The task: Pull every line with "circle" from the material.

━━ Materials provided

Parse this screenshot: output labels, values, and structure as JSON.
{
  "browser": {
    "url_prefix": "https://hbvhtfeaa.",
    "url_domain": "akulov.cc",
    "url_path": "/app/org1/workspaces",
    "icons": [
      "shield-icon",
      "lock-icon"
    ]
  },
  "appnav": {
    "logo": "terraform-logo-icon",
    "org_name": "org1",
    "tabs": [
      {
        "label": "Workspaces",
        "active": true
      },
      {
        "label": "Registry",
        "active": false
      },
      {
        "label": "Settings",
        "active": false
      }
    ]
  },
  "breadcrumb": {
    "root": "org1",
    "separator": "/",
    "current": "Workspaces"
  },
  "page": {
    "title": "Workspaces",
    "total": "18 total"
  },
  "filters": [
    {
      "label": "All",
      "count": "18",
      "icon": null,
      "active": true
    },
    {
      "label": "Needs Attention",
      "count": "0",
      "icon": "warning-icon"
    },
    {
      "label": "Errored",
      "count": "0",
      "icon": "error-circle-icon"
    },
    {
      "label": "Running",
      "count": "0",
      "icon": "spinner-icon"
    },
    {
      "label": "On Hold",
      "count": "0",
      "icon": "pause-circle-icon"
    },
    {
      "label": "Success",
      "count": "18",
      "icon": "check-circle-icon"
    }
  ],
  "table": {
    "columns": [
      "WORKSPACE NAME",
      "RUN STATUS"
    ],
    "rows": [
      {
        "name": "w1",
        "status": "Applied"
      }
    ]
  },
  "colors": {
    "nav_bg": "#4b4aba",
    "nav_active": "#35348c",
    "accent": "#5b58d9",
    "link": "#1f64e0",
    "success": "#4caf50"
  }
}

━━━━

Your response:
      "icon": "error-circle-icon"
      "icon": "pause-circle-icon"
      "icon": "check-circle-icon"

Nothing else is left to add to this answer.